-- Listed records --

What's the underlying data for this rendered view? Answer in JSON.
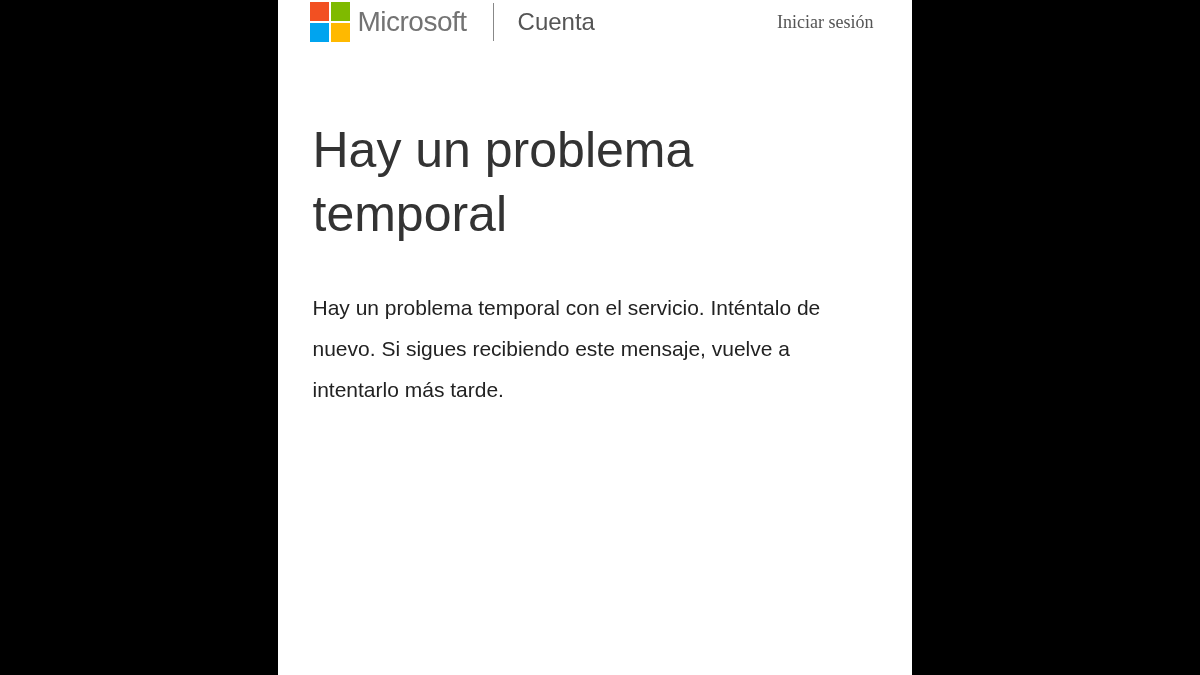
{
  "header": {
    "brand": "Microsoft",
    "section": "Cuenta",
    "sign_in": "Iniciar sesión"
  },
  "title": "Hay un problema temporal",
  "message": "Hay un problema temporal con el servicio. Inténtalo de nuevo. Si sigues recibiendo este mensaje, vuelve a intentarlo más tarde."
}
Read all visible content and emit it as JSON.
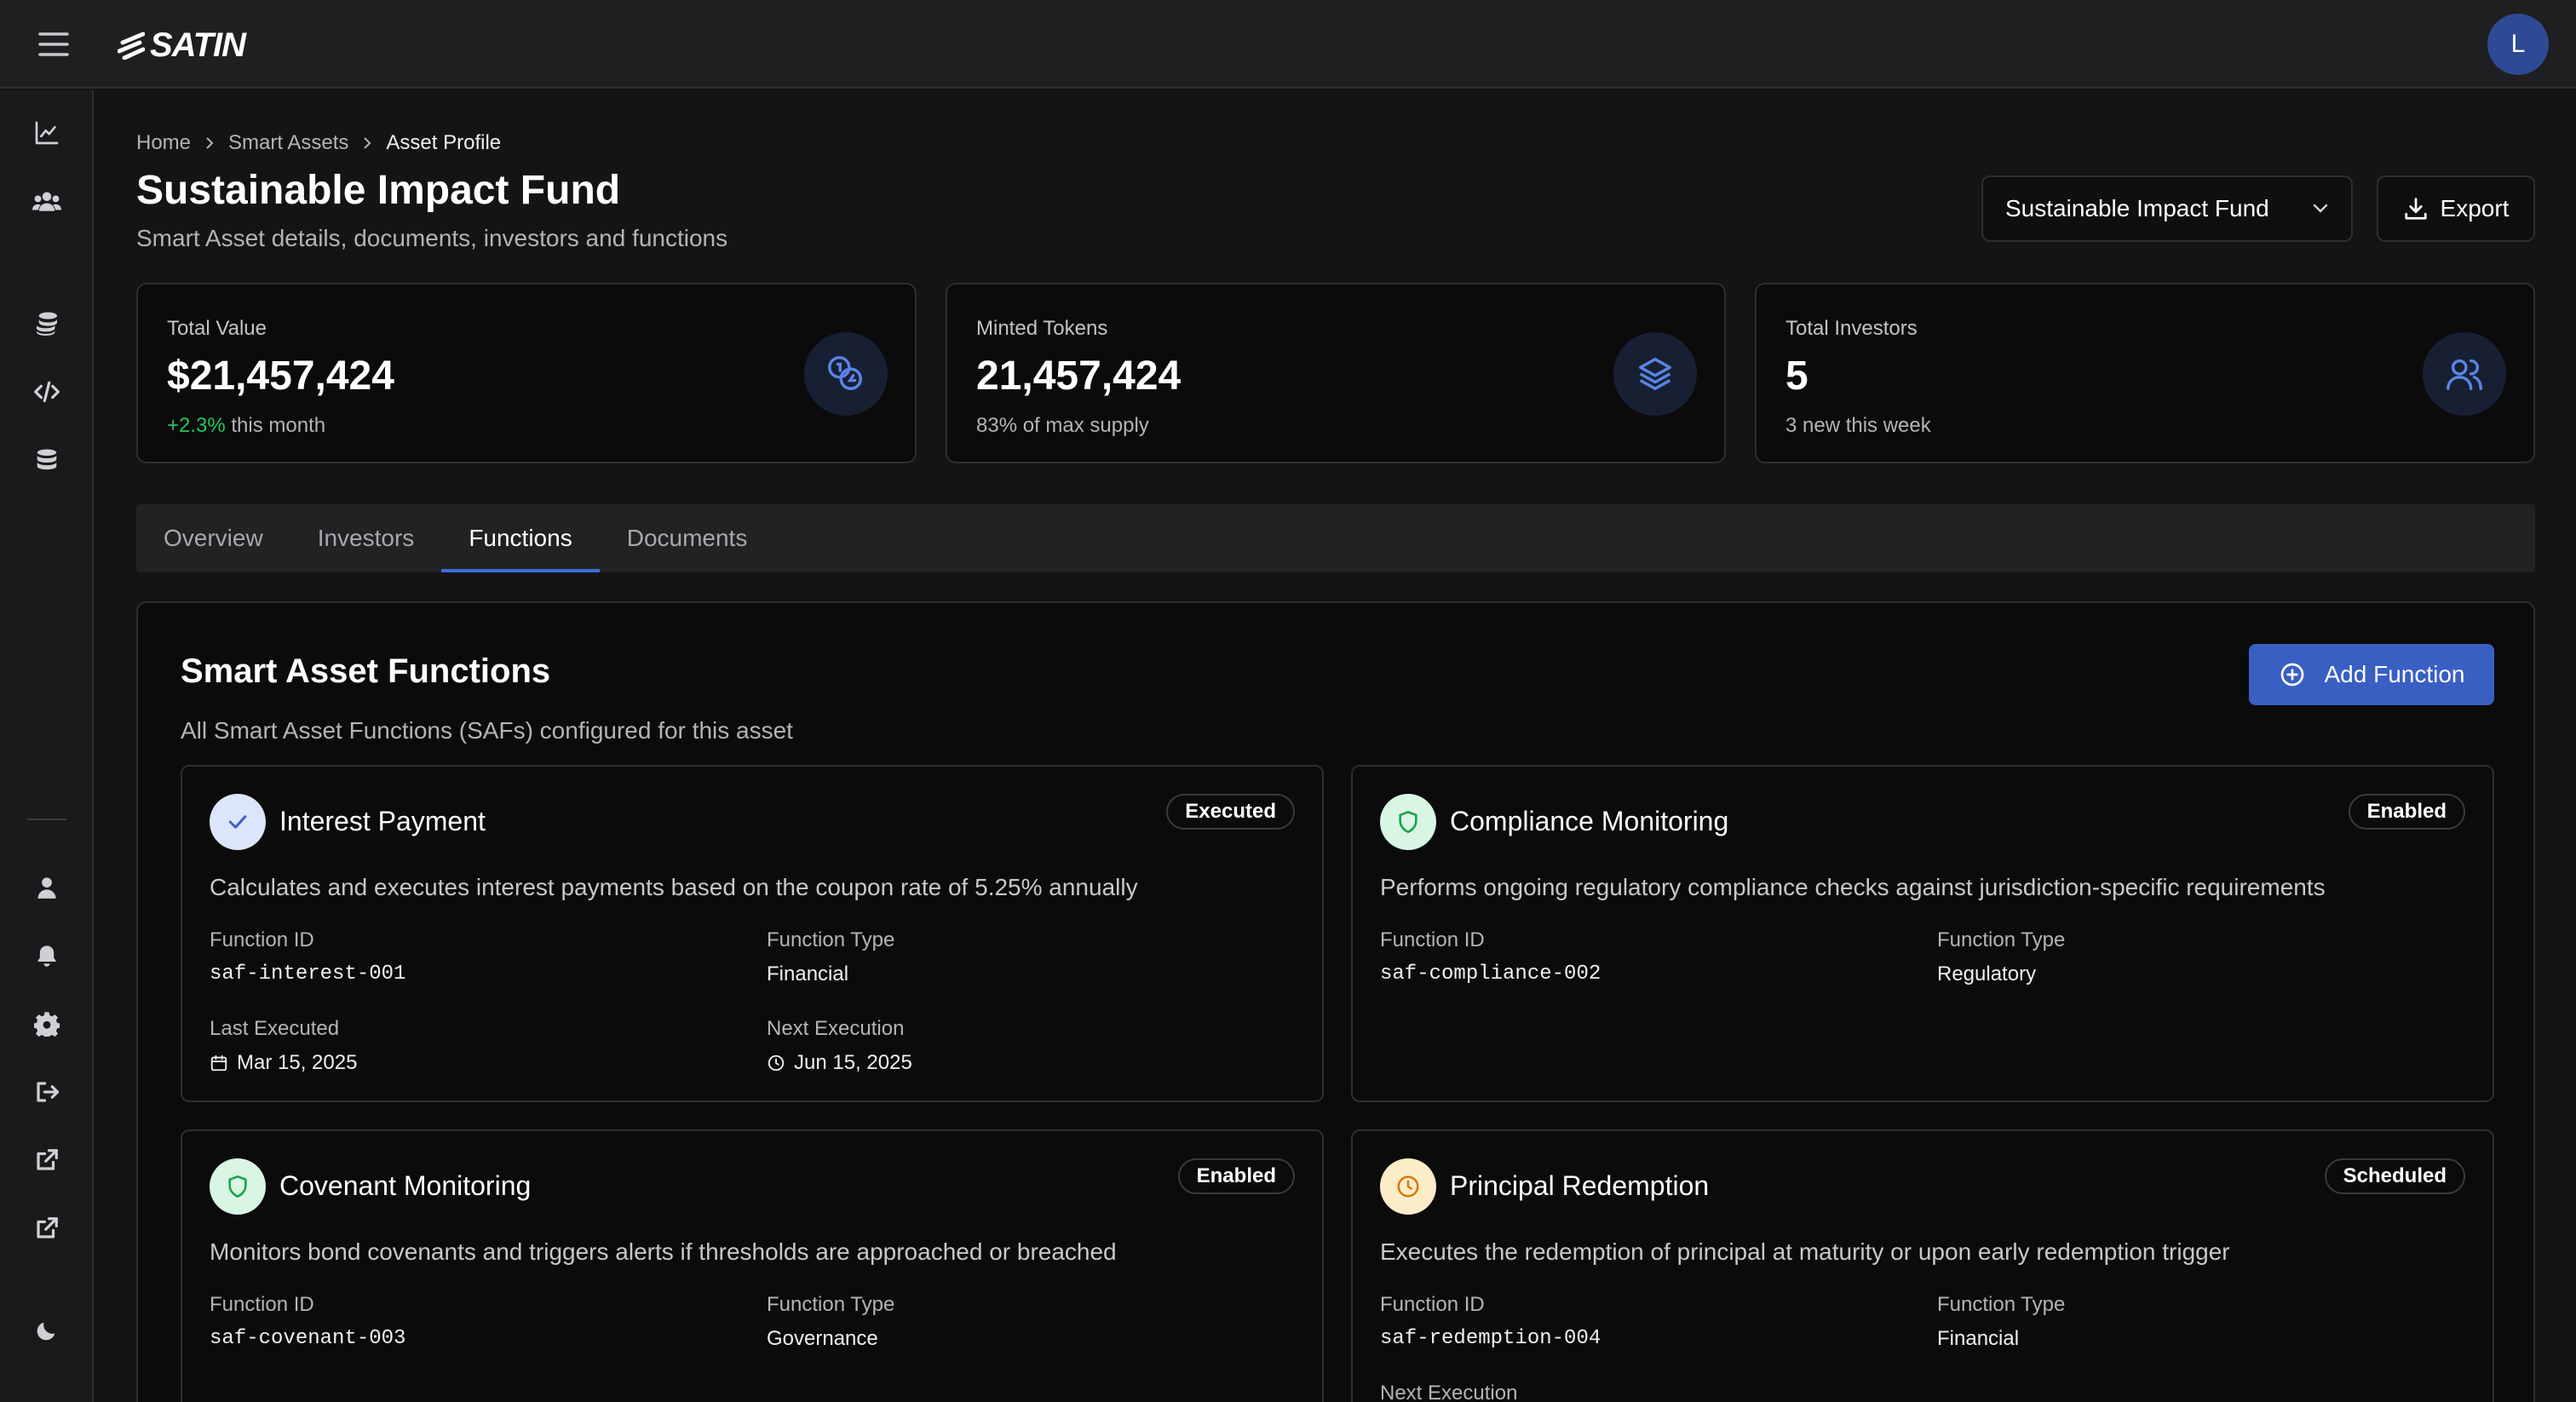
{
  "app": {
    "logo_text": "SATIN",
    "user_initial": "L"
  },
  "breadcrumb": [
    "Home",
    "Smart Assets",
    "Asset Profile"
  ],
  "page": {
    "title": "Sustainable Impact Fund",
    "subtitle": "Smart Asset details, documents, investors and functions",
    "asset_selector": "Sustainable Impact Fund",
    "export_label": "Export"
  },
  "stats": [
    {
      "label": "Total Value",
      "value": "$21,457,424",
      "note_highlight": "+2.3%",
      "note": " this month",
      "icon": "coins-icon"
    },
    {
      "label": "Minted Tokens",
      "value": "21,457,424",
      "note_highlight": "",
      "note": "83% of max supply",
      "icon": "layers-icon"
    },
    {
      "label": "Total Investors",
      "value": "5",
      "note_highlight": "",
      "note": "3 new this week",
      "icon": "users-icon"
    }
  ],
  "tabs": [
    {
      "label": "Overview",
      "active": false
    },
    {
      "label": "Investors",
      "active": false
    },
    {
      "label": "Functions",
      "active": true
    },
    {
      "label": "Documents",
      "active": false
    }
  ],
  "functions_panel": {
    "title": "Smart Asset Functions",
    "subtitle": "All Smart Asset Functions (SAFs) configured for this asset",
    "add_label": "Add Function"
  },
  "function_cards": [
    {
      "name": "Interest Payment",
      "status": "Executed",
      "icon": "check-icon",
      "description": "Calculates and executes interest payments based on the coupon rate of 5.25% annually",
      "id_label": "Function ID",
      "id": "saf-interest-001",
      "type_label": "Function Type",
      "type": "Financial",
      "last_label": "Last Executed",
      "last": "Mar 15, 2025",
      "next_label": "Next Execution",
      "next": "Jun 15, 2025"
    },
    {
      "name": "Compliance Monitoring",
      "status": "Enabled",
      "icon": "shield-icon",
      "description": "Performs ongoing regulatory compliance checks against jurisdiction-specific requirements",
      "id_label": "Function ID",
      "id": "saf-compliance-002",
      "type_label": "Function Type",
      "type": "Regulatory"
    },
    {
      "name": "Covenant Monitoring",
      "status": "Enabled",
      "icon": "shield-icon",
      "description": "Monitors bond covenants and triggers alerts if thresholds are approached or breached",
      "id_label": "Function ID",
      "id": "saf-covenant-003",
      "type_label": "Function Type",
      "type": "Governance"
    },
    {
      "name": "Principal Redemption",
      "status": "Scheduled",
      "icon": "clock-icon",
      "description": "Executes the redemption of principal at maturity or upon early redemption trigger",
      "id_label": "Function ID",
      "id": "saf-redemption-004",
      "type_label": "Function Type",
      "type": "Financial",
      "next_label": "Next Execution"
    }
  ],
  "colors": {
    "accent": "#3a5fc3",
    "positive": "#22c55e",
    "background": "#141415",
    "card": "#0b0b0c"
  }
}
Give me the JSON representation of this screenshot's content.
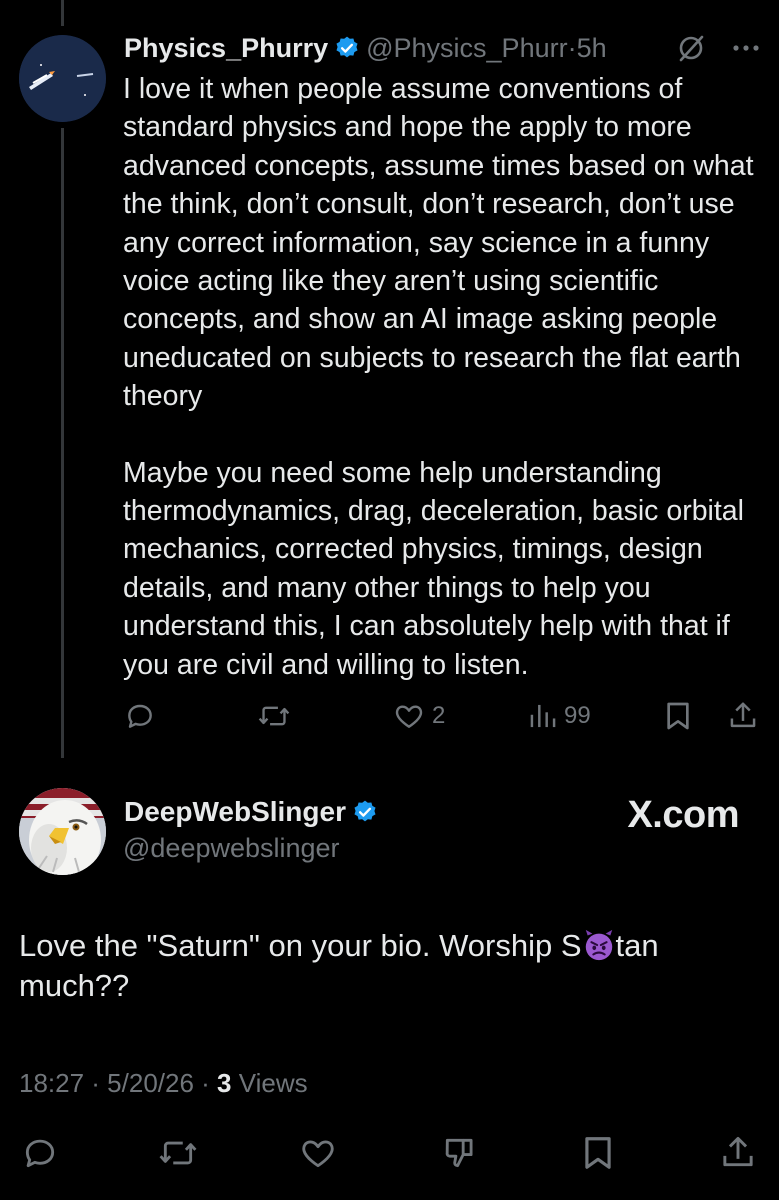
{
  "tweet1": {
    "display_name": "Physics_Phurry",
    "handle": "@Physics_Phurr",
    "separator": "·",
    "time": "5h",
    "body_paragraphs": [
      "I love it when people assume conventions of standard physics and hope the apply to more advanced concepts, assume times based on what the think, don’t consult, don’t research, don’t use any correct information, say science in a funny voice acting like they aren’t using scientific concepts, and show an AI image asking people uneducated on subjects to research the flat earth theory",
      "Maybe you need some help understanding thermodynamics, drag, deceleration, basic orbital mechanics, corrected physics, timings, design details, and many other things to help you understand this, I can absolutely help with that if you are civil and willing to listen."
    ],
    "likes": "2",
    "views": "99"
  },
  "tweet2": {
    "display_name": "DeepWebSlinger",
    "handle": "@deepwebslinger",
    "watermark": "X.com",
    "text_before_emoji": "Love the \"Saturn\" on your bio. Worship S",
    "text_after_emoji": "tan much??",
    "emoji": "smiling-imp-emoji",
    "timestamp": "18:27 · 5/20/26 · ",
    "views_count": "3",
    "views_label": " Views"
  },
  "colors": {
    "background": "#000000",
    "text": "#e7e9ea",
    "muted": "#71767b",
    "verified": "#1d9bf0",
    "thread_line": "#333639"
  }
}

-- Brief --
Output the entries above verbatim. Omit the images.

-- Solution to the exercise --
What's the underlying data for this rendered view? Answer in JSON.
{
  "header": {
    "brand": "Microsoft",
    "section": "Cuenta",
    "sign_in": "Iniciar sesión"
  },
  "title": "Hay un problema temporal",
  "message": "Hay un problema temporal con el servicio. Inténtalo de nuevo. Si sigues recibiendo este mensaje, vuelve a intentarlo más tarde."
}
Read all visible content and emit it as JSON.
{
  "app": {
    "logo_text": "SATIN",
    "user_initial": "L"
  },
  "breadcrumb": [
    "Home",
    "Smart Assets",
    "Asset Profile"
  ],
  "page": {
    "title": "Sustainable Impact Fund",
    "subtitle": "Smart Asset details, documents, investors and functions",
    "asset_selector": "Sustainable Impact Fund",
    "export_label": "Export"
  },
  "stats": [
    {
      "label": "Total Value",
      "value": "$21,457,424",
      "note_highlight": "+2.3%",
      "note": " this month",
      "icon": "coins-icon"
    },
    {
      "label": "Minted Tokens",
      "value": "21,457,424",
      "note_highlight": "",
      "note": "83% of max supply",
      "icon": "layers-icon"
    },
    {
      "label": "Total Investors",
      "value": "5",
      "note_highlight": "",
      "note": "3 new this week",
      "icon": "users-icon"
    }
  ],
  "tabs": [
    {
      "label": "Overview",
      "active": false
    },
    {
      "label": "Investors",
      "active": false
    },
    {
      "label": "Functions",
      "active": true
    },
    {
      "label": "Documents",
      "active": false
    }
  ],
  "functions_panel": {
    "title": "Smart Asset Functions",
    "subtitle": "All Smart Asset Functions (SAFs) configured for this asset",
    "add_label": "Add Function"
  },
  "function_cards": [
    {
      "name": "Interest Payment",
      "status": "Executed",
      "icon": "check-icon",
      "description": "Calculates and executes interest payments based on the coupon rate of 5.25% annually",
      "id_label": "Function ID",
      "id": "saf-interest-001",
      "type_label": "Function Type",
      "type": "Financial",
      "last_label": "Last Executed",
      "last": "Mar 15, 2025",
      "next_label": "Next Execution",
      "next": "Jun 15, 2025"
    },
    {
      "name": "Compliance Monitoring",
      "status": "Enabled",
      "icon": "shield-icon",
      "description": "Performs ongoing regulatory compliance checks against jurisdiction-specific requirements",
      "id_label": "Function ID",
      "id": "saf-compliance-002",
      "type_label": "Function Type",
      "type": "Regulatory"
    },
    {
      "name": "Covenant Monitoring",
      "status": "Enabled",
      "icon": "shield-icon",
      "description": "Monitors bond covenants and triggers alerts if thresholds are approached or breached",
      "id_label": "Function ID",
      "id": "saf-covenant-003",
      "type_label": "Function Type",
      "type": "Governance"
    },
    {
      "name": "Principal Redemption",
      "status": "Scheduled",
      "icon": "clock-icon",
      "description": "Executes the redemption of principal at maturity or upon early redemption trigger",
      "id_label": "Function ID",
      "id": "saf-redemption-004",
      "type_label": "Function Type",
      "type": "Financial",
      "next_label": "Next Execution"
    }
  ],
  "colors": {
    "accent": "#3a5fc3",
    "positive": "#22c55e",
    "background": "#141415",
    "card": "#0b0b0c"
  }
}
Give me the JSON representation of this screenshot's content.
{
  "tweet1": {
    "display_name": "Physics_Phurry",
    "handle": "@Physics_Phurr",
    "separator": "·",
    "time": "5h",
    "body_paragraphs": [
      "I love it when people assume conventions of standard physics and hope the apply to more advanced concepts, assume times based on what the think, don’t consult, don’t research, don’t use any correct information, say science in a funny voice acting like they aren’t using scientific concepts, and show an AI image asking people uneducated on subjects to research the flat earth theory",
      "Maybe you need some help understanding thermodynamics, drag, deceleration, basic orbital mechanics, corrected physics, timings, design details, and many other things to help you understand this, I can absolutely help with that if you are civil and willing to listen."
    ],
    "likes": "2",
    "views": "99"
  },
  "tweet2": {
    "display_name": "DeepWebSlinger",
    "handle": "@deepwebslinger",
    "watermark": "X.com",
    "text_before_emoji": "Love the \"Saturn\" on your bio. Worship S",
    "text_after_emoji": "tan much??",
    "emoji": "smiling-imp-emoji",
    "timestamp": "18:27 · 5/20/26 · ",
    "views_count": "3",
    "views_label": " Views"
  },
  "colors": {
    "background": "#000000",
    "text": "#e7e9ea",
    "muted": "#71767b",
    "verified": "#1d9bf0",
    "thread_line": "#333639"
  }
}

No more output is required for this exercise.